Just over the past week, Clinton has come within single digits in public polls of Missouri (minus two), Georgia (minus four), Texas (minus six), Kansas (minus five), Arizona (minus two) and South Carolina (minus two). Another internal Democratic poll in Indiana had Clinton tied with her Republican rival.
Only one of those states has gone Democratic since 1996 — Indiana in 2008. In the last nine presidential elections, these states have gone Republican a grand total of 58 out of 63 times.
Trump's current deficits in Pennsylvania (minus 9), Virginia (minus 10), New Hampshire (minus 8), Wisconsin (minus 9) and Colorado (minus 11) are bigger than all of those margins, according to the RealClearPolitics average of polls. And the most recent polls in Florida, North Carolina and New Hampshire all show him down by nine points — again, more than Clinton trails by in any of the red states.
So does this mean that Clinton is about to put such states as Texas and Kansas in play? Probably not, for a few reasons.
First, they would more likely be the icing on her 2016 victory cake than the deciding factors. Clinton would be much better served making sure her big leads hold up in Colorado, Florida and Virginia — states that will deliver her margin of victory in the electoral college and that she'd love to be no-doubters — than she would be in spending her time claiming new territory.
Her team has signaled they might try to compete for Arizona and Georgia, but those were states that were pretty clearly moving in the direction of becoming swing states, so they aren't such Hail Marys.
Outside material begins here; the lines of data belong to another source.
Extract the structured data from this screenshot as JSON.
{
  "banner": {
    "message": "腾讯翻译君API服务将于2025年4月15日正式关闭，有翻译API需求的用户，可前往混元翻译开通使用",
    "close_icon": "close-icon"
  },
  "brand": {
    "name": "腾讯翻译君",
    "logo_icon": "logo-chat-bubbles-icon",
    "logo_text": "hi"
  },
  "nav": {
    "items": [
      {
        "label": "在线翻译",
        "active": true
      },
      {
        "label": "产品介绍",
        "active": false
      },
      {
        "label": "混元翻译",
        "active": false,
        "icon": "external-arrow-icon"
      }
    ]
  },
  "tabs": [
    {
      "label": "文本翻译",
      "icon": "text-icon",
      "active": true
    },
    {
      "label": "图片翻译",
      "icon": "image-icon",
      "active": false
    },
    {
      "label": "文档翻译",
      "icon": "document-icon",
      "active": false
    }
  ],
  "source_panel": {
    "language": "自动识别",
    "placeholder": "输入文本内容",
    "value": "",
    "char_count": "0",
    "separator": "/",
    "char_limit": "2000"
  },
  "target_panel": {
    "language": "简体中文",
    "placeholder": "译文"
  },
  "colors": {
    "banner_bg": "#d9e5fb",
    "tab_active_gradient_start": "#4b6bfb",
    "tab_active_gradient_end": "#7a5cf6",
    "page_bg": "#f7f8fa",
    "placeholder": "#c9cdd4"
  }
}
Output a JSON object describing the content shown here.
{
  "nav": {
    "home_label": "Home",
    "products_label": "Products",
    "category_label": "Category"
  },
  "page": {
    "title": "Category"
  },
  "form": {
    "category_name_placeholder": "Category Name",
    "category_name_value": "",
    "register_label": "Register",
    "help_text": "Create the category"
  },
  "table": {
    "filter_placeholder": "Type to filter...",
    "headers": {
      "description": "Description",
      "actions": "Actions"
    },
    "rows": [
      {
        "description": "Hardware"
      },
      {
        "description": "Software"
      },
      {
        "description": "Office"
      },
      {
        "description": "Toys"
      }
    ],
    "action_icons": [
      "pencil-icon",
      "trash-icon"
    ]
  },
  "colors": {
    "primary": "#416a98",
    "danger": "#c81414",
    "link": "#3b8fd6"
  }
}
Missouri and Indiana are also possibilities and have been competitive states in recent elections, though they've been trending away from Democrats in recent years. Plus, investing in actually winning a state like Texas or even long-abandoned South Carolina would be hugely expensive.
Second, Clinton polling this close in red states and actually winning red states are two very different things. We live in a polarized country in which it's virtually unimaginable for Democrats to win in certain red states and virtually unimaginable for Republicans to win in certain blue states. They may get to 45 percent of the vote, but getting that last 5 percent or so and getting close to a majority of the vote — the usual threshold for victory — is another matter entirely.
It's also worth noting here that data in many of these red states are very sparse, in large part because they aren't often competitive. Some of these polls are of the automated variety, and we'll have to see how much more quality data we get before determining whether Clinton actually has a legitimate shot in a state like Kansas.
But the trend is clear. In fact, if you go back even further, the most recent data we have also shows Clinton within single digits in red states such as Tennessee, Mississippi and Alaska. None are recent enough to mean much now, but the data we do have almost universally show the same thing: Clinton is much closer than you might expect in a handful of red states. In fact, in most swing states, she's closer than Trump.